| Task prompt |
Omitting all images, set down every line below exactly as it appears.

Interface dataset entries:
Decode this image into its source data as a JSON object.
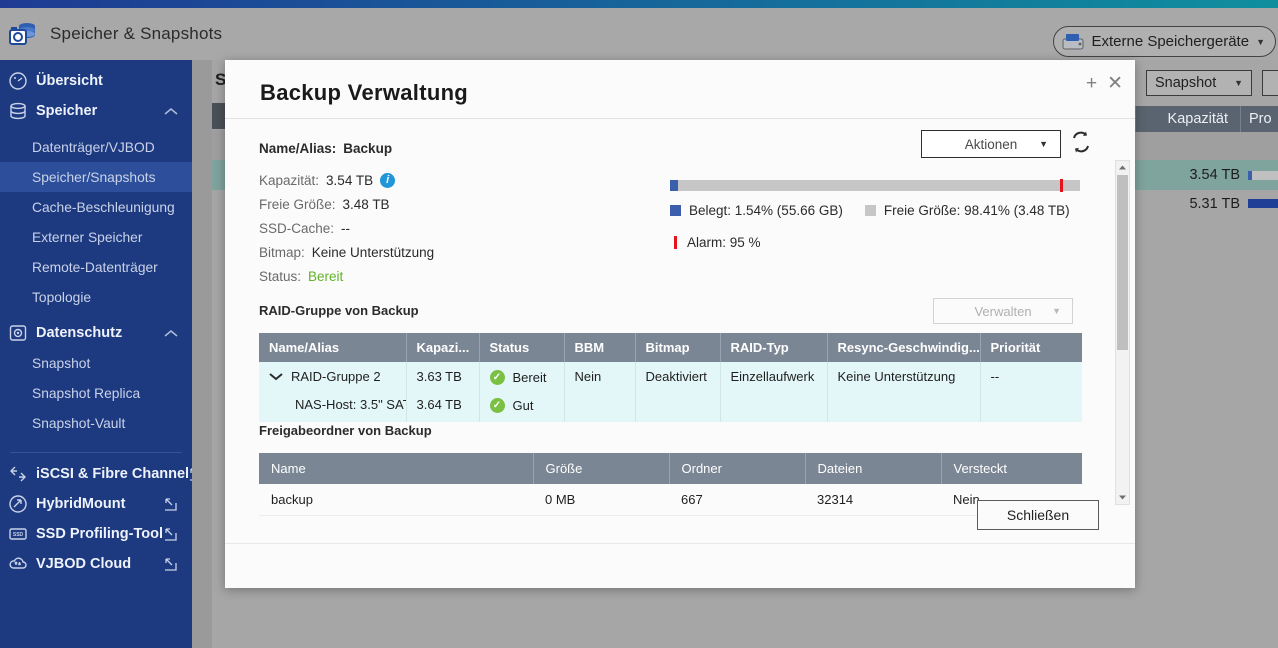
{
  "app": {
    "title": "Speicher & Snapshots",
    "app_icon": "storage-snapshots-icon",
    "external_storage_button": "Externe Speichergeräte"
  },
  "sidebar": {
    "items": [
      {
        "label": "Übersicht",
        "icon": "gauge-icon",
        "level": "top",
        "active": false,
        "chevron": false,
        "external": false
      },
      {
        "label": "Speicher",
        "icon": "database-icon",
        "level": "top",
        "active": false,
        "chevron": true,
        "external": false
      },
      {
        "label": "Datenträger/VJBOD",
        "icon": "",
        "level": "sub",
        "active": false,
        "chevron": false,
        "external": false
      },
      {
        "label": "Speicher/Snapshots",
        "icon": "",
        "level": "sub",
        "active": true,
        "chevron": false,
        "external": false
      },
      {
        "label": "Cache-Beschleunigung",
        "icon": "",
        "level": "sub",
        "active": false,
        "chevron": false,
        "external": false
      },
      {
        "label": "Externer Speicher",
        "icon": "",
        "level": "sub",
        "active": false,
        "chevron": false,
        "external": false
      },
      {
        "label": "Remote-Datenträger",
        "icon": "",
        "level": "sub",
        "active": false,
        "chevron": false,
        "external": false
      },
      {
        "label": "Topologie",
        "icon": "",
        "level": "sub",
        "active": false,
        "chevron": false,
        "external": false
      },
      {
        "label": "Datenschutz",
        "icon": "shield-icon",
        "level": "top",
        "active": false,
        "chevron": true,
        "external": false
      },
      {
        "label": "Snapshot",
        "icon": "",
        "level": "sub",
        "active": false,
        "chevron": false,
        "external": false
      },
      {
        "label": "Snapshot Replica",
        "icon": "",
        "level": "sub",
        "active": false,
        "chevron": false,
        "external": false
      },
      {
        "label": "Snapshot-Vault",
        "icon": "",
        "level": "sub",
        "active": false,
        "chevron": false,
        "external": false
      },
      {
        "label": "iSCSI & Fibre Channel",
        "icon": "iscsi-icon",
        "level": "top",
        "active": false,
        "chevron": false,
        "external": true
      },
      {
        "label": "HybridMount",
        "icon": "mount-icon",
        "level": "top",
        "active": false,
        "chevron": false,
        "external": true
      },
      {
        "label": "SSD Profiling-Tool",
        "icon": "ssd-icon",
        "level": "top",
        "active": false,
        "chevron": false,
        "external": true
      },
      {
        "label": "VJBOD Cloud",
        "icon": "cloud-icon",
        "level": "top",
        "active": false,
        "chevron": false,
        "external": true
      }
    ]
  },
  "background": {
    "page_initial": "S",
    "snapshot_button": "Snapshot",
    "columns": [
      "Kapazität",
      "Pro"
    ],
    "rows": [
      {
        "capacity": "3.54 TB",
        "used_pct": 4
      },
      {
        "capacity": "5.31 TB",
        "used_pct": 100
      }
    ]
  },
  "dialog": {
    "title": "Backup  Verwaltung",
    "add_icon": "plus-icon",
    "close_icon": "close-icon",
    "refresh_icon": "refresh-icon",
    "actions_button": "Aktionen",
    "manage_button": "Verwalten",
    "close_button": "Schließen",
    "info": [
      {
        "label": "Name/Alias:",
        "value": "Backup",
        "bold": true,
        "state": ""
      },
      {
        "label": "Kapazität:",
        "value": "3.54 TB",
        "bold": false,
        "state": "info"
      },
      {
        "label": "Freie Größe:",
        "value": "3.48 TB",
        "bold": false,
        "state": ""
      },
      {
        "label": "SSD-Cache:",
        "value": "--",
        "bold": false,
        "state": ""
      },
      {
        "label": "Bitmap:",
        "value": "Keine Unterstützung",
        "bold": false,
        "state": ""
      },
      {
        "label": "Status:",
        "value": "Bereit",
        "bold": false,
        "state": "ok"
      }
    ],
    "usage": {
      "used_pct": 1.54,
      "alarm_pct": 95,
      "used_color": "#3b5fad",
      "free_color": "#c6c6c6",
      "alarm_color": "#e5131b",
      "legend_used": "Belegt: 1.54% (55.66 GB)",
      "legend_free": "Freie Größe: 98.41% (3.48 TB)",
      "legend_alarm": "Alarm: 95 %"
    },
    "raid_section_label": "RAID-Gruppe von Backup",
    "raid_table": {
      "columns": [
        "Name/Alias",
        "Kapazi...",
        "Status",
        "BBM",
        "Bitmap",
        "RAID-Typ",
        "Resync-Geschwindig...",
        "Priorität"
      ],
      "rows": [
        {
          "name": "RAID-Gruppe 2",
          "expanded": true,
          "indent": false,
          "capacity": "3.63 TB",
          "status": "Bereit",
          "bbm": "Nein",
          "bitmap": "Deaktiviert",
          "raid_type": "Einzellaufwerk",
          "resync": "Keine Unterstützung",
          "priority": "--"
        },
        {
          "name": "NAS-Host: 3.5\" SAT...",
          "expanded": false,
          "indent": true,
          "capacity": "3.64 TB",
          "status": "Gut",
          "bbm": "",
          "bitmap": "",
          "raid_type": "",
          "resync": "",
          "priority": ""
        }
      ]
    },
    "share_section_label": "Freigabeordner von Backup",
    "share_table": {
      "columns": [
        "Name",
        "Größe",
        "Ordner",
        "Dateien",
        "Versteckt"
      ],
      "rows": [
        {
          "name": "backup",
          "size": "0 MB",
          "folders": "667",
          "files": "32314",
          "hidden": "Nein"
        }
      ]
    }
  }
}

| Exercise result |
Decode this image into its source data as a JSON object.
{
  "app": {
    "title": "Speicher & Snapshots",
    "app_icon": "storage-snapshots-icon",
    "external_storage_button": "Externe Speichergeräte"
  },
  "sidebar": {
    "items": [
      {
        "label": "Übersicht",
        "icon": "gauge-icon",
        "level": "top",
        "active": false,
        "chevron": false,
        "external": false
      },
      {
        "label": "Speicher",
        "icon": "database-icon",
        "level": "top",
        "active": false,
        "chevron": true,
        "external": false
      },
      {
        "label": "Datenträger/VJBOD",
        "icon": "",
        "level": "sub",
        "active": false,
        "chevron": false,
        "external": false
      },
      {
        "label": "Speicher/Snapshots",
        "icon": "",
        "level": "sub",
        "active": true,
        "chevron": false,
        "external": false
      },
      {
        "label": "Cache-Beschleunigung",
        "icon": "",
        "level": "sub",
        "active": false,
        "chevron": false,
        "external": false
      },
      {
        "label": "Externer Speicher",
        "icon": "",
        "level": "sub",
        "active": false,
        "chevron": false,
        "external": false
      },
      {
        "label": "Remote-Datenträger",
        "icon": "",
        "level": "sub",
        "active": false,
        "chevron": false,
        "external": false
      },
      {
        "label": "Topologie",
        "icon": "",
        "level": "sub",
        "active": false,
        "chevron": false,
        "external": false
      },
      {
        "label": "Datenschutz",
        "icon": "shield-icon",
        "level": "top",
        "active": false,
        "chevron": true,
        "external": false
      },
      {
        "label": "Snapshot",
        "icon": "",
        "level": "sub",
        "active": false,
        "chevron": false,
        "external": false
      },
      {
        "label": "Snapshot Replica",
        "icon": "",
        "level": "sub",
        "active": false,
        "chevron": false,
        "external": false
      },
      {
        "label": "Snapshot-Vault",
        "icon": "",
        "level": "sub",
        "active": false,
        "chevron": false,
        "external": false
      },
      {
        "label": "iSCSI & Fibre Channel",
        "icon": "iscsi-icon",
        "level": "top",
        "active": false,
        "chevron": false,
        "external": true
      },
      {
        "label": "HybridMount",
        "icon": "mount-icon",
        "level": "top",
        "active": false,
        "chevron": false,
        "external": true
      },
      {
        "label": "SSD Profiling-Tool",
        "icon": "ssd-icon",
        "level": "top",
        "active": false,
        "chevron": false,
        "external": true
      },
      {
        "label": "VJBOD Cloud",
        "icon": "cloud-icon",
        "level": "top",
        "active": false,
        "chevron": false,
        "external": true
      }
    ]
  },
  "background": {
    "page_initial": "S",
    "snapshot_button": "Snapshot",
    "columns": [
      "Kapazität",
      "Pro"
    ],
    "rows": [
      {
        "capacity": "3.54 TB",
        "used_pct": 4
      },
      {
        "capacity": "5.31 TB",
        "used_pct": 100
      }
    ]
  },
  "dialog": {
    "title": "Backup  Verwaltung",
    "add_icon": "plus-icon",
    "close_icon": "close-icon",
    "refresh_icon": "refresh-icon",
    "actions_button": "Aktionen",
    "manage_button": "Verwalten",
    "close_button": "Schließen",
    "info": [
      {
        "label": "Name/Alias:",
        "value": "Backup",
        "bold": true,
        "state": ""
      },
      {
        "label": "Kapazität:",
        "value": "3.54 TB",
        "bold": false,
        "state": "info"
      },
      {
        "label": "Freie Größe:",
        "value": "3.48 TB",
        "bold": false,
        "state": ""
      },
      {
        "label": "SSD-Cache:",
        "value": "--",
        "bold": false,
        "state": ""
      },
      {
        "label": "Bitmap:",
        "value": "Keine Unterstützung",
        "bold": false,
        "state": ""
      },
      {
        "label": "Status:",
        "value": "Bereit",
        "bold": false,
        "state": "ok"
      }
    ],
    "usage": {
      "used_pct": 1.54,
      "alarm_pct": 95,
      "used_color": "#3b5fad",
      "free_color": "#c6c6c6",
      "alarm_color": "#e5131b",
      "legend_used": "Belegt: 1.54% (55.66 GB)",
      "legend_free": "Freie Größe: 98.41% (3.48 TB)",
      "legend_alarm": "Alarm: 95 %"
    },
    "raid_section_label": "RAID-Gruppe von Backup",
    "raid_table": {
      "columns": [
        "Name/Alias",
        "Kapazi...",
        "Status",
        "BBM",
        "Bitmap",
        "RAID-Typ",
        "Resync-Geschwindig...",
        "Priorität"
      ],
      "rows": [
        {
          "name": "RAID-Gruppe 2",
          "expanded": true,
          "indent": false,
          "capacity": "3.63 TB",
          "status": "Bereit",
          "bbm": "Nein",
          "bitmap": "Deaktiviert",
          "raid_type": "Einzellaufwerk",
          "resync": "Keine Unterstützung",
          "priority": "--"
        },
        {
          "name": "NAS-Host: 3.5\" SAT...",
          "expanded": false,
          "indent": true,
          "capacity": "3.64 TB",
          "status": "Gut",
          "bbm": "",
          "bitmap": "",
          "raid_type": "",
          "resync": "",
          "priority": ""
        }
      ]
    },
    "share_section_label": "Freigabeordner von Backup",
    "share_table": {
      "columns": [
        "Name",
        "Größe",
        "Ordner",
        "Dateien",
        "Versteckt"
      ],
      "rows": [
        {
          "name": "backup",
          "size": "0 MB",
          "folders": "667",
          "files": "32314",
          "hidden": "Nein"
        }
      ]
    }
  }
}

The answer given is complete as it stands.